New career alert: 'Free' video games tipped as huge money spinner in SA
A "dizzying rise" of video games will contribute to SA seeing a strong compound annual growth rate of 7.6% for consumer revenue over five years‚ moving from R93.9bn in 2017 to R135.7bn in 2022.
This is according to PwC's "entertainment and media outlook: 2018-2022: An African perspective" report‚ released on Wednesday.
Video games will surpass books‚ magazines and B2B to become the third-highest contributing consumer segment‚ the report predicts.
Music is also "up for a healthy future" after several years of depressed growth‚ the report states‚ with the streaming revolution having had positive implications for TV and video.
Honing in on the video games market‚ the report states: "App-based social/casual revenue has exploded - in 2013 it accounted for 17% of total video games revenue‚ and 46% in 2017‚ with the forecast for 2022 being 70%. This has been driven by the increasing proliferation of smartphones‚ providing an accessible and affordable route into the gaming market for millions of consumers."
Developers too have become more skilled at implementing "freemium" mechanics - offering a zero-cost point of entry‚ but luring regular micro-transactions from an increasing proportion of their users‚ PwC notes.
With the boost further given by the "wildly popular‚ battle royale-type games" reaching cellphones - Fortnite Battle Royale has already launched on iOS‚ and soon Android will follow suit - and the increased graphical capabilities afforded by ever more sophisticated phones and faster broadband speeds‚ PwC believes "this transformation of millions of consumers into 'gamers'‚ is set to deliver growth far above the consumer average".
The related area of virtual reality (VR) is also expected to provide a boost: "Although‚ with the install base of VR headsets currently still low‚ VR companies are focusing on services for businesses to forge a profit.

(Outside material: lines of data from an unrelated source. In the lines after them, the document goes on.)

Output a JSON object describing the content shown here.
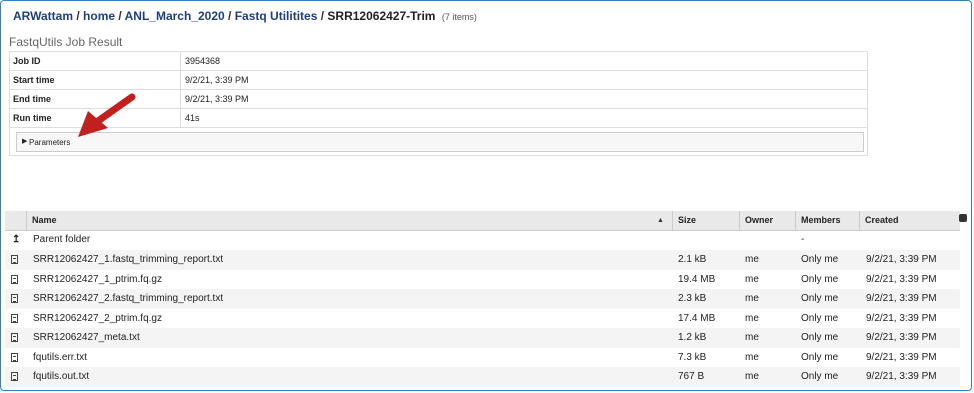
{
  "breadcrumb": {
    "items": [
      "ARWattam",
      "home",
      "ANL_March_2020",
      "Fastq Utilitites"
    ],
    "current": "SRR12062427-Trim",
    "count": "(7 items)"
  },
  "job": {
    "title": "FastqUtils Job Result",
    "rows": [
      {
        "key": "Job ID",
        "value": "3954368"
      },
      {
        "key": "Start time",
        "value": "9/2/21, 3:39 PM"
      },
      {
        "key": "End time",
        "value": "9/2/21, 3:39 PM"
      },
      {
        "key": "Run time",
        "value": "41s"
      }
    ],
    "parameters_label": "Parameters"
  },
  "annotation": {
    "color": "#c0201e",
    "icon": "red-arrow-icon"
  },
  "files": {
    "columns": {
      "name": "Name",
      "size": "Size",
      "owner": "Owner",
      "members": "Members",
      "created": "Created"
    },
    "parent": {
      "name": "Parent folder",
      "members": "-"
    },
    "rows": [
      {
        "name": "SRR12062427_1.fastq_trimming_report.txt",
        "size": "2.1 kB",
        "owner": "me",
        "members": "Only me",
        "created": "9/2/21, 3:39 PM"
      },
      {
        "name": "SRR12062427_1_ptrim.fq.gz",
        "size": "19.4 MB",
        "owner": "me",
        "members": "Only me",
        "created": "9/2/21, 3:39 PM"
      },
      {
        "name": "SRR12062427_2.fastq_trimming_report.txt",
        "size": "2.3 kB",
        "owner": "me",
        "members": "Only me",
        "created": "9/2/21, 3:39 PM"
      },
      {
        "name": "SRR12062427_2_ptrim.fq.gz",
        "size": "17.4 MB",
        "owner": "me",
        "members": "Only me",
        "created": "9/2/21, 3:39 PM"
      },
      {
        "name": "SRR12062427_meta.txt",
        "size": "1.2 kB",
        "owner": "me",
        "members": "Only me",
        "created": "9/2/21, 3:39 PM"
      },
      {
        "name": "fqutils.err.txt",
        "size": "7.3 kB",
        "owner": "me",
        "members": "Only me",
        "created": "9/2/21, 3:39 PM"
      },
      {
        "name": "fqutils.out.txt",
        "size": "767 B",
        "owner": "me",
        "members": "Only me",
        "created": "9/2/21, 3:39 PM"
      }
    ]
  }
}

As developers gradually master the medium’s potential‚ its revenue is likely to rapidly start building critical mass. The exceptional compound annual growth rate of 55% currently comes off a low base‚ but reflects the excitement in this space."